- [TASK REQUIREMENTS] Every line below needs to be returned exactly as written.
....
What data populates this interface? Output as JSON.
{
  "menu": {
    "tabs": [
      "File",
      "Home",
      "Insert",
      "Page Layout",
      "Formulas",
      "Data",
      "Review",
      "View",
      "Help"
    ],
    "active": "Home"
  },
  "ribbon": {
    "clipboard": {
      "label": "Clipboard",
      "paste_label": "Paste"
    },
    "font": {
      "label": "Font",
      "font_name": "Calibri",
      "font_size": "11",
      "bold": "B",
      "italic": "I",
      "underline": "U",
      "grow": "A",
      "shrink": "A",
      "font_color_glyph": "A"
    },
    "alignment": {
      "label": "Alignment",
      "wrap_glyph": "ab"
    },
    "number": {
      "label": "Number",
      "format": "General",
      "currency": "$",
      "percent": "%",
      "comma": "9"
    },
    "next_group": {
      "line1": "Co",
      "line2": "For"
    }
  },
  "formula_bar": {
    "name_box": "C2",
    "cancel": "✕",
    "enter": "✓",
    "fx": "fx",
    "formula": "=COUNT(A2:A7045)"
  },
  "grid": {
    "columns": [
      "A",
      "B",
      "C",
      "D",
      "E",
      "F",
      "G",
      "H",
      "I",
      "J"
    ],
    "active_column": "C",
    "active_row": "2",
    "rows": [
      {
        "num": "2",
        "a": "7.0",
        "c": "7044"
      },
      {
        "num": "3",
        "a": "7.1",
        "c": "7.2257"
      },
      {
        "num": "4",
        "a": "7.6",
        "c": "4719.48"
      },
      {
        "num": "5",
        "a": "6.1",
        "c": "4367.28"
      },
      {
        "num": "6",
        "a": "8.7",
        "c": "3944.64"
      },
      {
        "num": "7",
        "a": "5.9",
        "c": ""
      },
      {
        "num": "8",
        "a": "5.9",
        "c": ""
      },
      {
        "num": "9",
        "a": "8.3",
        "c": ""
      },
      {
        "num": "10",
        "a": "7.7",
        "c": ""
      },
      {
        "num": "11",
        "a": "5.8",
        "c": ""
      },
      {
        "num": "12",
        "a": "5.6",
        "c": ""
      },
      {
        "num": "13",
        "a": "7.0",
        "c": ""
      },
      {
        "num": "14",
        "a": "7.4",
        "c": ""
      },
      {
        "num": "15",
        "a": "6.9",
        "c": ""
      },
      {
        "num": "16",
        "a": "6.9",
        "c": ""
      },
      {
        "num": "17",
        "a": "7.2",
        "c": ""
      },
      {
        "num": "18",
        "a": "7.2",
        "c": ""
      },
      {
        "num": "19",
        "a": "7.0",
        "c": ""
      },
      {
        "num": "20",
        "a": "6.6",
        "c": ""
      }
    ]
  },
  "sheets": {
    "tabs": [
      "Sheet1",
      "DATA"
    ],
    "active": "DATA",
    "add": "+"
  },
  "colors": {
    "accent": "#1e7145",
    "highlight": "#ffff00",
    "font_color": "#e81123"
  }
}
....
- [SOLUTION]
What data populates this interface? Output as JSON.
{
  "menu": {
    "tabs": [
      "File",
      "Home",
      "Insert",
      "Page Layout",
      "Formulas",
      "Data",
      "Review",
      "View",
      "Help"
    ],
    "active": "Home"
  },
  "ribbon": {
    "clipboard": {
      "label": "Clipboard",
      "paste_label": "Paste"
    },
    "font": {
      "label": "Font",
      "font_name": "Calibri",
      "font_size": "11",
      "bold": "B",
      "italic": "I",
      "underline": "U",
      "grow": "A",
      "shrink": "A",
      "font_color_glyph": "A"
    },
    "alignment": {
      "label": "Alignment",
      "wrap_glyph": "ab"
    },
    "number": {
      "label": "Number",
      "format": "General",
      "currency": "$",
      "percent": "%",
      "comma": "9"
    },
    "next_group": {
      "line1": "Co",
      "line2": "For"
    }
  },
  "formula_bar": {
    "name_box": "C2",
    "cancel": "✕",
    "enter": "✓",
    "fx": "fx",
    "formula": "=COUNT(A2:A7045)"
  },
  "grid": {
    "columns": [
      "A",
      "B",
      "C",
      "D",
      "E",
      "F",
      "G",
      "H",
      "I",
      "J"
    ],
    "active_column": "C",
    "active_row": "2",
    "rows": [
      {
        "num": "2",
        "a": "7.0",
        "c": "7044"
      },
      {
        "num": "3",
        "a": "7.1",
        "c": "7.2257"
      },
      {
        "num": "4",
        "a": "7.6",
        "c": "4719.48"
      },
      {
        "num": "5",
        "a": "6.1",
        "c": "4367.28"
      },
      {
        "num": "6",
        "a": "8.7",
        "c": "3944.64"
      },
      {
        "num": "7",
        "a": "5.9",
        "c": ""
      },
      {
        "num": "8",
        "a": "5.9",
        "c": ""
      },
      {
        "num": "9",
        "a": "8.3",
        "c": ""
      },
      {
        "num": "10",
        "a": "7.7",
        "c": ""
      },
      {
        "num": "11",
        "a": "5.8",
        "c": ""
      },
      {
        "num": "12",
        "a": "5.6",
        "c": ""
      },
      {
        "num": "13",
        "a": "7.0",
        "c": ""
      },
      {
        "num": "14",
        "a": "7.4",
        "c": ""
      },
      {
        "num": "15",
        "a": "6.9",
        "c": ""
      },
      {
        "num": "16",
        "a": "6.9",
        "c": ""
      },
      {
        "num": "17",
        "a": "7.2",
        "c": ""
      },
      {
        "num": "18",
        "a": "7.2",
        "c": ""
      },
      {
        "num": "19",
        "a": "7.0",
        "c": ""
      },
      {
        "num": "20",
        "a": "6.6",
        "c": ""
      }
    ]
  },
  "sheets": {
    "tabs": [
      "Sheet1",
      "DATA"
    ],
    "active": "DATA",
    "add": "+"
  },
  "colors": {
    "accent": "#1e7145",
    "highlight": "#ffff00",
    "font_color": "#e81123"
  }
}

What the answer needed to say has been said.